* [Your goal] The expected output is the data itself, duplicated in full.

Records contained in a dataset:
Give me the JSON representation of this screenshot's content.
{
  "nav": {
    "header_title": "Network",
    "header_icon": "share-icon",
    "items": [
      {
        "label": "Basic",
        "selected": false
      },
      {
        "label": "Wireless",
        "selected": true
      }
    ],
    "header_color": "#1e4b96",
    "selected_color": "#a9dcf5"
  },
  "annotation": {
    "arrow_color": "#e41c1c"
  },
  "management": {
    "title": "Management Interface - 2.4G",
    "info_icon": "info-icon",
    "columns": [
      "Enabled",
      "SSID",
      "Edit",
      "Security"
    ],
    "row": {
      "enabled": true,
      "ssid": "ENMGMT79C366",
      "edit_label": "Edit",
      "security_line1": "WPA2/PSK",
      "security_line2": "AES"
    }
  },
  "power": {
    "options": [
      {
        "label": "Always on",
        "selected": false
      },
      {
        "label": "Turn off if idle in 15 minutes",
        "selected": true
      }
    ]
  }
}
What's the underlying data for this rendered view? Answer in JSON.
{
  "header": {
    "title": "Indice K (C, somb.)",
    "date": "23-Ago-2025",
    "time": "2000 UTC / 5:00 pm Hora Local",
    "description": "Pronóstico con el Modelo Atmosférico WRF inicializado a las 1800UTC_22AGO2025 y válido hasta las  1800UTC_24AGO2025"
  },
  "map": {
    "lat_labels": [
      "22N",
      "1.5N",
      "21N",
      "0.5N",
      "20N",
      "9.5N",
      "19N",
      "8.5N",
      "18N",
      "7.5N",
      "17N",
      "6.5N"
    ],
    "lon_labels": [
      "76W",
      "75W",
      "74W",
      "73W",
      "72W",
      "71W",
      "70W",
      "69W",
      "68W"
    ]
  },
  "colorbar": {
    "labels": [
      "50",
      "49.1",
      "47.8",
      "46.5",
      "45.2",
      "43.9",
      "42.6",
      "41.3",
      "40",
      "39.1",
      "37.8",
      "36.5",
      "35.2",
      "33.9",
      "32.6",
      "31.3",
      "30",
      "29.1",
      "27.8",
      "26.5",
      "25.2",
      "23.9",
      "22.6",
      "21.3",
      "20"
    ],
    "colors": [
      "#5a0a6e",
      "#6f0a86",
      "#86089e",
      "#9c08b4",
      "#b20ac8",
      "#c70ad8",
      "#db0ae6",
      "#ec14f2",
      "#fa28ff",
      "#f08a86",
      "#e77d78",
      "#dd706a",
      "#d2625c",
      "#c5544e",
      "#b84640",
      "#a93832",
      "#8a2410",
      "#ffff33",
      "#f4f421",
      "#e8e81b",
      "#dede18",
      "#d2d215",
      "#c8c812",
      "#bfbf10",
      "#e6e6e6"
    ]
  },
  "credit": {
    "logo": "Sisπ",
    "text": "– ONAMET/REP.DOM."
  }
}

* [Response to this exercise]
Give me the JSON representation of this screenshot's content.
{
  "nav": {
    "header_title": "Network",
    "header_icon": "share-icon",
    "items": [
      {
        "label": "Basic",
        "selected": false
      },
      {
        "label": "Wireless",
        "selected": true
      }
    ],
    "header_color": "#1e4b96",
    "selected_color": "#a9dcf5"
  },
  "annotation": {
    "arrow_color": "#e41c1c"
  },
  "management": {
    "title": "Management Interface - 2.4G",
    "info_icon": "info-icon",
    "columns": [
      "Enabled",
      "SSID",
      "Edit",
      "Security"
    ],
    "row": {
      "enabled": true,
      "ssid": "ENMGMT79C366",
      "edit_label": "Edit",
      "security_line1": "WPA2/PSK",
      "security_line2": "AES"
    }
  },
  "power": {
    "options": [
      {
        "label": "Always on",
        "selected": false
      },
      {
        "label": "Turn off if idle in 15 minutes",
        "selected": true
      }
    ]
  }
}
What's the underlying data for this rendered view? Answer in JSON.
{
  "header": {
    "title": "Indice K (C, somb.)",
    "date": "23-Ago-2025",
    "time": "2000 UTC / 5:00 pm Hora Local",
    "description": "Pronóstico con el Modelo Atmosférico WRF inicializado a las 1800UTC_22AGO2025 y válido hasta las  1800UTC_24AGO2025"
  },
  "map": {
    "lat_labels": [
      "22N",
      "1.5N",
      "21N",
      "0.5N",
      "20N",
      "9.5N",
      "19N",
      "8.5N",
      "18N",
      "7.5N",
      "17N",
      "6.5N"
    ],
    "lon_labels": [
      "76W",
      "75W",
      "74W",
      "73W",
      "72W",
      "71W",
      "70W",
      "69W",
      "68W"
    ]
  },
  "colorbar": {
    "labels": [
      "50",
      "49.1",
      "47.8",
      "46.5",
      "45.2",
      "43.9",
      "42.6",
      "41.3",
      "40",
      "39.1",
      "37.8",
      "36.5",
      "35.2",
      "33.9",
      "32.6",
      "31.3",
      "30",
      "29.1",
      "27.8",
      "26.5",
      "25.2",
      "23.9",
      "22.6",
      "21.3",
      "20"
    ],
    "colors": [
      "#5a0a6e",
      "#6f0a86",
      "#86089e",
      "#9c08b4",
      "#b20ac8",
      "#c70ad8",
      "#db0ae6",
      "#ec14f2",
      "#fa28ff",
      "#f08a86",
      "#e77d78",
      "#dd706a",
      "#d2625c",
      "#c5544e",
      "#b84640",
      "#a93832",
      "#8a2410",
      "#ffff33",
      "#f4f421",
      "#e8e81b",
      "#dede18",
      "#d2d215",
      "#c8c812",
      "#bfbf10",
      "#e6e6e6"
    ]
  },
  "credit": {
    "logo": "Sisπ",
    "text": "– ONAMET/REP.DOM."
  }
}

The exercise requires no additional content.